Refusing to make grand statements about millennials is a wise move. Instead of a nebulous thinkpiece come to life, Millennials is about the specific stories of its subjects. One girl, Danielle, was sexually assaulted at a party at the age of 12, and we see her struggle with the psychological effects of the attack in the years after; another girl, Gwenth, grows up chafing against her overprotective parents, who immigrated to the States from Vietnam. Rather than cutting back and forth between stories, Stevenson devotes about a third of each episode to one person’s story — a snapshot of a crucial, formative time in each of their lives.

Played back to back, these stories reveal a lot of common ground. In the first three episodes, most of the kids express the desire to feel in control of their lives. They want to be listened to, they want their parents’ attention, and they want their lives to be meaningful. They’re impatient for adulthood; one boy describes feeling “restless in a wanting something bigger kind of way, as long as I can remember.” Many of their parents are or eventually become divorced. Millennials may not traffic in melodrama, but the kids Stevenson chooses are a troubled bunch: drugs, self-harm, institutional visits, absent fathers and mothers, and mental breakdowns are persistent throughout the series.

What stands out the most is how normal it all looks. The marketing aimed toward the lucrative 18-34 demographic would have you believe all millennials base their life choices on the misadventures of Hannah Horvath, impulsively shelling out cash for summer music festivals and take-out cupcakes. On not a few TV shows, millennials stroll through New York City and L.A. with an aimless charm that belies the generational anxiety bubbling underneath.

The boys and girls of Millennials are grounded by very real, if mundane, problems. Divorce has become so common that it’s easy to forget how earth shattering it can feel to a kid, and many of the children featured are torn apart when their parents split apart. Others struggle with depression or feeling unable to meet their parents’ high expectations. One boy who emigrated from Mexico as an 11-year-old finds out only as he’s poised to graduate high school that he and his family are not legal citizens, and so he can’t apply to colleges. Some find religion as adolescents, while others reject it.

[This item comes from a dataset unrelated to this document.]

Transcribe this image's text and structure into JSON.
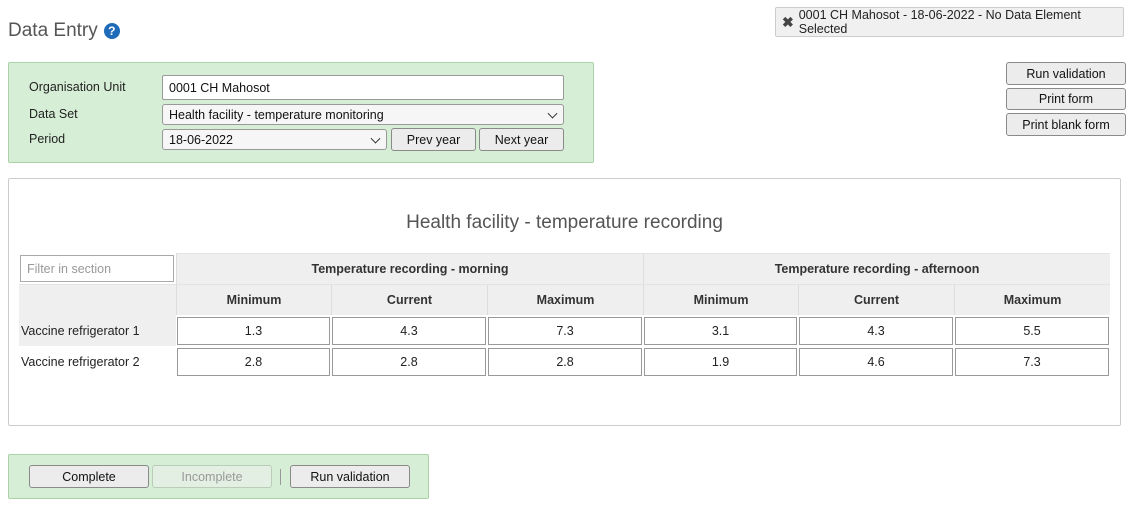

Ironically, the show’s marketing materials would likely turn off most millennials; the key image, which shows Stevenson lying on the grass on his back in a nod to the Boyhood poster, looks more like parody than winking homage. But this less-than-savvy approach suits the program. It may lack the high-sheen gloss of other products aimed at millennials, but it also lacks the whiff of desperation and condescension they so often radiate.